### Records for the exercise
##########
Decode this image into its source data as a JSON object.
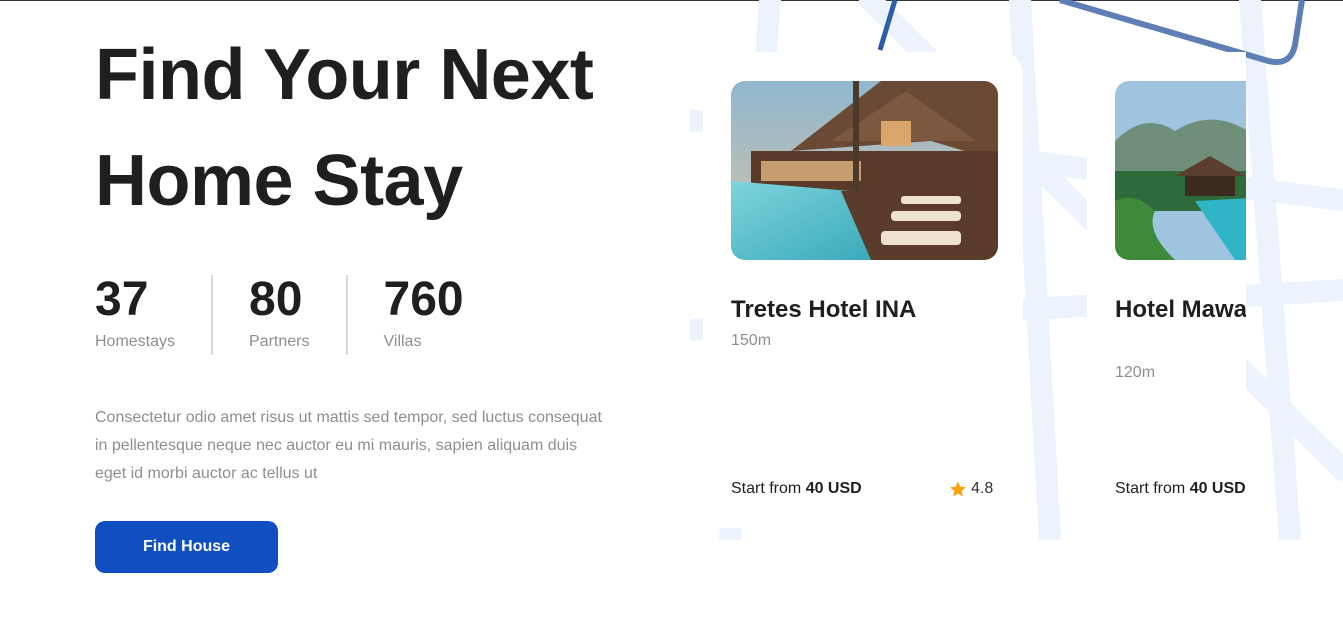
{
  "hero": {
    "title_line1": "Find Your Next",
    "title_line2": "Home Stay",
    "description": "Consectetur odio amet risus ut mattis sed tempor, sed luctus consequat in pellentesque neque nec auctor eu mi mauris, sapien aliquam duis eget id morbi auctor ac tellus ut",
    "cta_label": "Find House"
  },
  "stats": [
    {
      "value": "37",
      "label": "Homestays"
    },
    {
      "value": "80",
      "label": "Partners"
    },
    {
      "value": "760",
      "label": "Villas"
    }
  ],
  "cards": [
    {
      "title": "Tretes Hotel INA",
      "distance": "150m",
      "price_prefix": "Start from",
      "price": "40 USD",
      "rating": "4.8"
    },
    {
      "title": "Hotel Mawar Putih",
      "distance": "120m",
      "price_prefix": "Start from",
      "price": "40 USD"
    }
  ],
  "colors": {
    "primary": "#0f4fbf",
    "star": "#f5a30b",
    "muted": "#8e8e8e",
    "map_line": "#eaf1fb"
  }
}
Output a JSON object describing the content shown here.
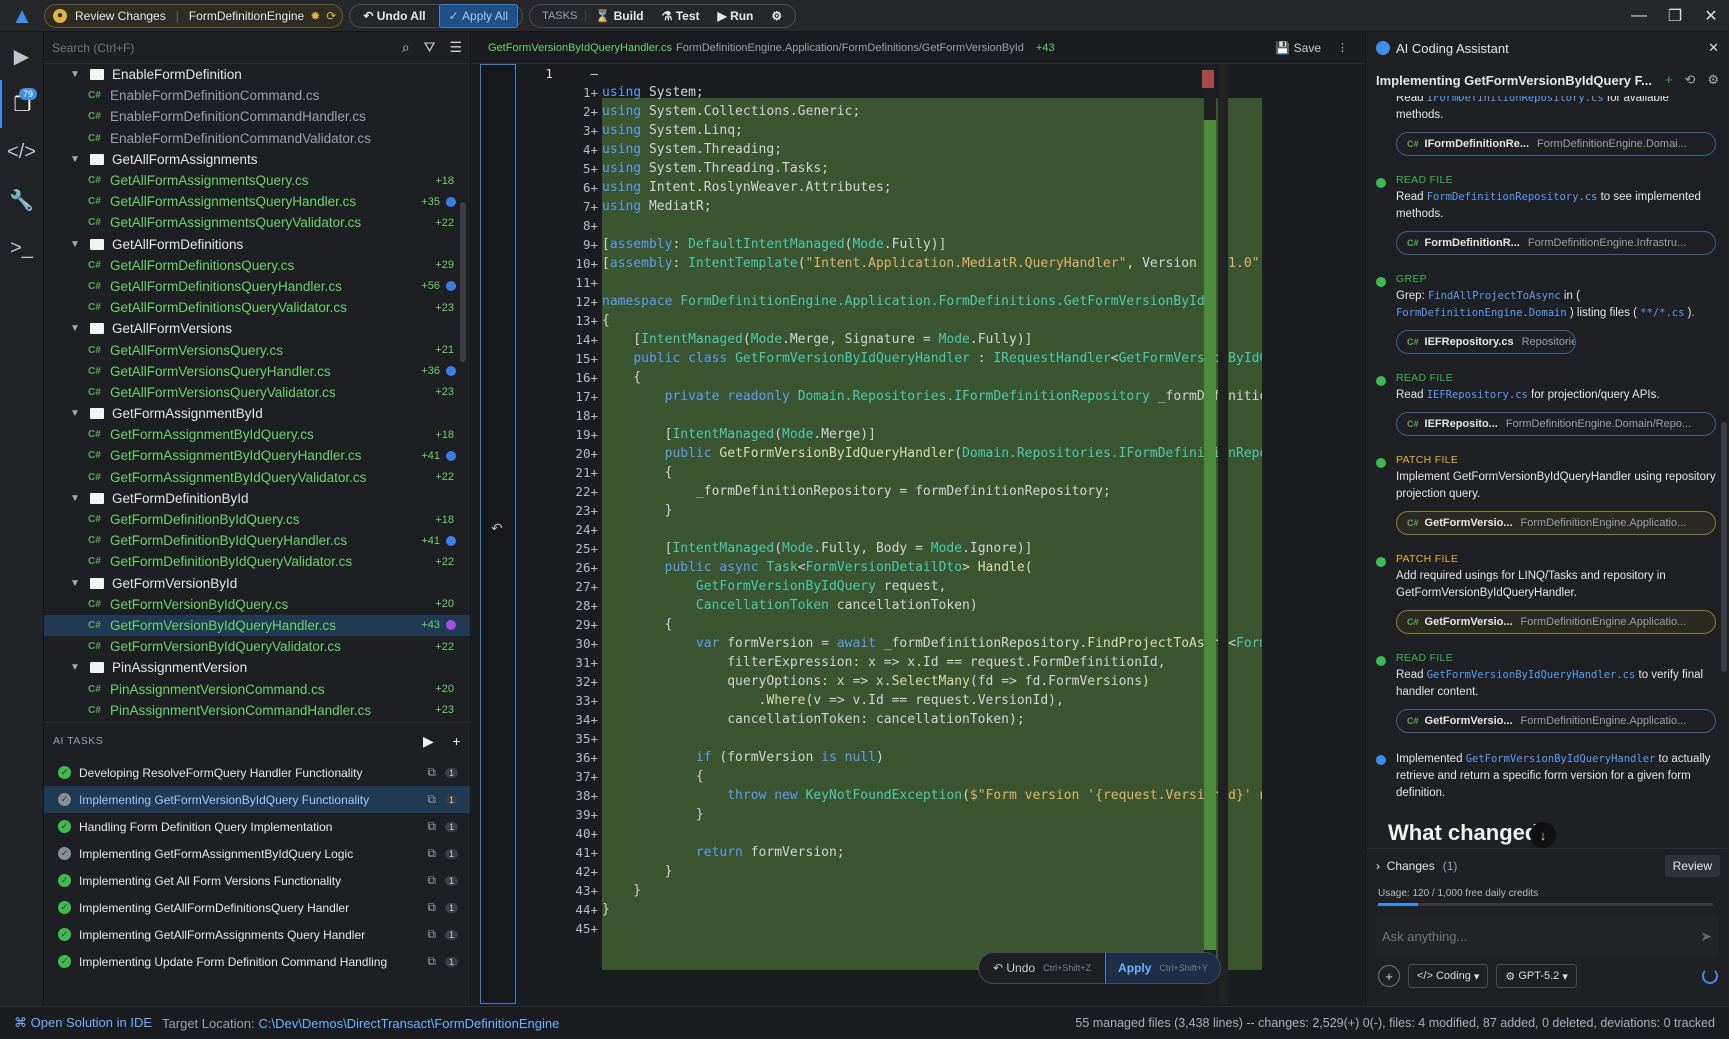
{
  "topbar": {
    "review_label": "Review Changes",
    "project": "FormDefinitionEngine",
    "undo_all": "Undo All",
    "apply_all": "Apply All",
    "tasks_label": "TASKS",
    "build": "Build",
    "test": "Test",
    "run": "Run"
  },
  "activity": {
    "badge": "79"
  },
  "explorer": {
    "search_placeholder": "Search (Ctrl+F)",
    "rows": [
      {
        "t": "folder",
        "name": "EnableFormDefinition",
        "plain": true
      },
      {
        "t": "file",
        "name": "EnableFormDefinitionCommand.cs",
        "plain": true
      },
      {
        "t": "file",
        "name": "EnableFormDefinitionCommandHandler.cs",
        "plain": true
      },
      {
        "t": "file",
        "name": "EnableFormDefinitionCommandValidator.cs",
        "plain": true
      },
      {
        "t": "folder",
        "name": "GetAllFormAssignments"
      },
      {
        "t": "file",
        "name": "GetAllFormAssignmentsQuery.cs",
        "count": "+18"
      },
      {
        "t": "file",
        "name": "GetAllFormAssignmentsQueryHandler.cs",
        "count": "+35",
        "dot": "blue"
      },
      {
        "t": "file",
        "name": "GetAllFormAssignmentsQueryValidator.cs",
        "count": "+22"
      },
      {
        "t": "folder",
        "name": "GetAllFormDefinitions"
      },
      {
        "t": "file",
        "name": "GetAllFormDefinitionsQuery.cs",
        "count": "+29"
      },
      {
        "t": "file",
        "name": "GetAllFormDefinitionsQueryHandler.cs",
        "count": "+56",
        "dot": "blue"
      },
      {
        "t": "file",
        "name": "GetAllFormDefinitionsQueryValidator.cs",
        "count": "+23"
      },
      {
        "t": "folder",
        "name": "GetAllFormVersions"
      },
      {
        "t": "file",
        "name": "GetAllFormVersionsQuery.cs",
        "count": "+21"
      },
      {
        "t": "file",
        "name": "GetAllFormVersionsQueryHandler.cs",
        "count": "+36",
        "dot": "blue"
      },
      {
        "t": "file",
        "name": "GetAllFormVersionsQueryValidator.cs",
        "count": "+23"
      },
      {
        "t": "folder",
        "name": "GetFormAssignmentById"
      },
      {
        "t": "file",
        "name": "GetFormAssignmentByIdQuery.cs",
        "count": "+18"
      },
      {
        "t": "file",
        "name": "GetFormAssignmentByIdQueryHandler.cs",
        "count": "+41",
        "dot": "blue"
      },
      {
        "t": "file",
        "name": "GetFormAssignmentByIdQueryValidator.cs",
        "count": "+22"
      },
      {
        "t": "folder",
        "name": "GetFormDefinitionById"
      },
      {
        "t": "file",
        "name": "GetFormDefinitionByIdQuery.cs",
        "count": "+18"
      },
      {
        "t": "file",
        "name": "GetFormDefinitionByIdQueryHandler.cs",
        "count": "+41",
        "dot": "blue"
      },
      {
        "t": "file",
        "name": "GetFormDefinitionByIdQueryValidator.cs",
        "count": "+22"
      },
      {
        "t": "folder",
        "name": "GetFormVersionById"
      },
      {
        "t": "file",
        "name": "GetFormVersionByIdQuery.cs",
        "count": "+20"
      },
      {
        "t": "file",
        "name": "GetFormVersionByIdQueryHandler.cs",
        "count": "+43",
        "dot": "purple",
        "sel": true
      },
      {
        "t": "file",
        "name": "GetFormVersionByIdQueryValidator.cs",
        "count": "+22"
      },
      {
        "t": "folder",
        "name": "PinAssignmentVersion"
      },
      {
        "t": "file",
        "name": "PinAssignmentVersionCommand.cs",
        "count": "+20"
      },
      {
        "t": "file",
        "name": "PinAssignmentVersionCommandHandler.cs",
        "count": "+23"
      }
    ]
  },
  "tasks": {
    "title": "AI TASKS",
    "items": [
      {
        "label": "Developing ResolveFormQuery Handler Functionality",
        "n": "1"
      },
      {
        "label": "Implementing GetFormVersionByIdQuery Functionality",
        "n": "1",
        "sel": true
      },
      {
        "label": "Handling Form Definition Query Implementation",
        "n": "1"
      },
      {
        "label": "Implementing GetFormAssignmentByIdQuery Logic",
        "n": "1"
      },
      {
        "label": "Implementing Get All Form Versions Functionality",
        "n": "1"
      },
      {
        "label": "Implementing GetAllFormDefinitionsQuery Handler",
        "n": "1"
      },
      {
        "label": "Implementing GetAllFormAssignments Query Handler",
        "n": "1"
      },
      {
        "label": "Implementing Update Form Definition Command Handling",
        "n": "1"
      }
    ]
  },
  "editor": {
    "filename": "GetFormVersionByIdQueryHandler.cs",
    "path": "FormDefinitionEngine.Application/FormDefinitions/GetFormVersionById",
    "plus": "+43",
    "save": "Save",
    "header_line": "1",
    "undo": "Undo",
    "undo_kb": "Ctrl+Shift+Z",
    "apply": "Apply",
    "apply_kb": "Ctrl+Shift+Y"
  },
  "chat": {
    "title": "AI Coding Assistant",
    "thread": "Implementing GetFormVersionByIdQuery F...",
    "what_changed": "What changed",
    "changes_label": "Changes",
    "changes_count": "(1)",
    "review": "Review",
    "usage": "Usage: 120 / 1,000 free daily credits",
    "usage_fraction": 0.12,
    "ask_placeholder": "Ask anything...",
    "mode": "Coding",
    "model": "GPT-5.2"
  },
  "status": {
    "open_ide": "Open Solution in IDE",
    "target_label": "Target Location:",
    "target": "C:\\Dev\\Demos\\DirectTransact\\FormDefinitionEngine",
    "summary": "55 managed files (3,438 lines) -- changes: 2,529(+) 0(-), files: 4 modified, 87 added, 0 deleted, deviations: 0 tracked"
  }
}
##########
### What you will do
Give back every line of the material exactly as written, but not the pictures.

### Response to this exercise
Decode this image into its source data as a JSON object.
{
  "hero": {
    "title_line1": "Find Your Next",
    "title_line2": "Home Stay",
    "description": "Consectetur odio amet risus ut mattis sed tempor, sed luctus consequat in pellentesque neque nec auctor eu mi mauris, sapien aliquam duis eget id morbi auctor ac tellus ut",
    "cta_label": "Find House"
  },
  "stats": [
    {
      "value": "37",
      "label": "Homestays"
    },
    {
      "value": "80",
      "label": "Partners"
    },
    {
      "value": "760",
      "label": "Villas"
    }
  ],
  "cards": [
    {
      "title": "Tretes Hotel INA",
      "distance": "150m",
      "price_prefix": "Start from",
      "price": "40 USD",
      "rating": "4.8"
    },
    {
      "title": "Hotel Mawar Putih",
      "distance": "120m",
      "price_prefix": "Start from",
      "price": "40 USD"
    }
  ],
  "colors": {
    "primary": "#0f4fbf",
    "star": "#f5a30b",
    "muted": "#8e8e8e",
    "map_line": "#eaf1fb"
  }
}
Output a JSON object describing the content shown here.
{
  "topbar": {
    "review_label": "Review Changes",
    "project": "FormDefinitionEngine",
    "undo_all": "Undo All",
    "apply_all": "Apply All",
    "tasks_label": "TASKS",
    "build": "Build",
    "test": "Test",
    "run": "Run"
  },
  "activity": {
    "badge": "79"
  },
  "explorer": {
    "search_placeholder": "Search (Ctrl+F)",
    "rows": [
      {
        "t": "folder",
        "name": "EnableFormDefinition",
        "plain": true
      },
      {
        "t": "file",
        "name": "EnableFormDefinitionCommand.cs",
        "plain": true
      },
      {
        "t": "file",
        "name": "EnableFormDefinitionCommandHandler.cs",
        "plain": true
      },
      {
        "t": "file",
        "name": "EnableFormDefinitionCommandValidator.cs",
        "plain": true
      },
      {
        "t": "folder",
        "name": "GetAllFormAssignments"
      },
      {
        "t": "file",
        "name": "GetAllFormAssignmentsQuery.cs",
        "count": "+18"
      },
      {
        "t": "file",
        "name": "GetAllFormAssignmentsQueryHandler.cs",
        "count": "+35",
        "dot": "blue"
      },
      {
        "t": "file",
        "name": "GetAllFormAssignmentsQueryValidator.cs",
        "count": "+22"
      },
      {
        "t": "folder",
        "name": "GetAllFormDefinitions"
      },
      {
        "t": "file",
        "name": "GetAllFormDefinitionsQuery.cs",
        "count": "+29"
      },
      {
        "t": "file",
        "name": "GetAllFormDefinitionsQueryHandler.cs",
        "count": "+56",
        "dot": "blue"
      },
      {
        "t": "file",
        "name": "GetAllFormDefinitionsQueryValidator.cs",
        "count": "+23"
      },
      {
        "t": "folder",
        "name": "GetAllFormVersions"
      },
      {
        "t": "file",
        "name": "GetAllFormVersionsQuery.cs",
        "count": "+21"
      },
      {
        "t": "file",
        "name": "GetAllFormVersionsQueryHandler.cs",
        "count": "+36",
        "dot": "blue"
      },
      {
        "t": "file",
        "name": "GetAllFormVersionsQueryValidator.cs",
        "count": "+23"
      },
      {
        "t": "folder",
        "name": "GetFormAssignmentById"
      },
      {
        "t": "file",
        "name": "GetFormAssignmentByIdQuery.cs",
        "count": "+18"
      },
      {
        "t": "file",
        "name": "GetFormAssignmentByIdQueryHandler.cs",
        "count": "+41",
        "dot": "blue"
      },
      {
        "t": "file",
        "name": "GetFormAssignmentByIdQueryValidator.cs",
        "count": "+22"
      },
      {
        "t": "folder",
        "name": "GetFormDefinitionById"
      },
      {
        "t": "file",
        "name": "GetFormDefinitionByIdQuery.cs",
        "count": "+18"
      },
      {
        "t": "file",
        "name": "GetFormDefinitionByIdQueryHandler.cs",
        "count": "+41",
        "dot": "blue"
      },
      {
        "t": "file",
        "name": "GetFormDefinitionByIdQueryValidator.cs",
        "count": "+22"
      },
      {
        "t": "folder",
        "name": "GetFormVersionById"
      },
      {
        "t": "file",
        "name": "GetFormVersionByIdQuery.cs",
        "count": "+20"
      },
      {
        "t": "file",
        "name": "GetFormVersionByIdQueryHandler.cs",
        "count": "+43",
        "dot": "purple",
        "sel": true
      },
      {
        "t": "file",
        "name": "GetFormVersionByIdQueryValidator.cs",
        "count": "+22"
      },
      {
        "t": "folder",
        "name": "PinAssignmentVersion"
      },
      {
        "t": "file",
        "name": "PinAssignmentVersionCommand.cs",
        "count": "+20"
      },
      {
        "t": "file",
        "name": "PinAssignmentVersionCommandHandler.cs",
        "count": "+23"
      }
    ]
  },
  "tasks": {
    "title": "AI TASKS",
    "items": [
      {
        "label": "Developing ResolveFormQuery Handler Functionality",
        "n": "1"
      },
      {
        "label": "Implementing GetFormVersionByIdQuery Functionality",
        "n": "1",
        "sel": true
      },
      {
        "label": "Handling Form Definition Query Implementation",
        "n": "1"
      },
      {
        "label": "Implementing GetFormAssignmentByIdQuery Logic",
        "n": "1"
      },
      {
        "label": "Implementing Get All Form Versions Functionality",
        "n": "1"
      },
      {
        "label": "Implementing GetAllFormDefinitionsQuery Handler",
        "n": "1"
      },
      {
        "label": "Implementing GetAllFormAssignments Query Handler",
        "n": "1"
      },
      {
        "label": "Implementing Update Form Definition Command Handling",
        "n": "1"
      }
    ]
  },
  "editor": {
    "filename": "GetFormVersionByIdQueryHandler.cs",
    "path": "FormDefinitionEngine.Application/FormDefinitions/GetFormVersionById",
    "plus": "+43",
    "save": "Save",
    "header_line": "1",
    "undo": "Undo",
    "undo_kb": "Ctrl+Shift+Z",
    "apply": "Apply",
    "apply_kb": "Ctrl+Shift+Y"
  },
  "chat": {
    "title": "AI Coding Assistant",
    "thread": "Implementing GetFormVersionByIdQuery F...",
    "what_changed": "What changed",
    "changes_label": "Changes",
    "changes_count": "(1)",
    "review": "Review",
    "usage": "Usage: 120 / 1,000 free daily credits",
    "usage_fraction": 0.12,
    "ask_placeholder": "Ask anything...",
    "mode": "Coding",
    "model": "GPT-5.2"
  },
  "status": {
    "open_ide": "Open Solution in IDE",
    "target_label": "Target Location:",
    "target": "C:\\Dev\\Demos\\DirectTransact\\FormDefinitionEngine",
    "summary": "55 managed files (3,438 lines) -- changes: 2,529(+) 0(-), files: 4 modified, 87 added, 0 deleted, deviations: 0 tracked"
  }
}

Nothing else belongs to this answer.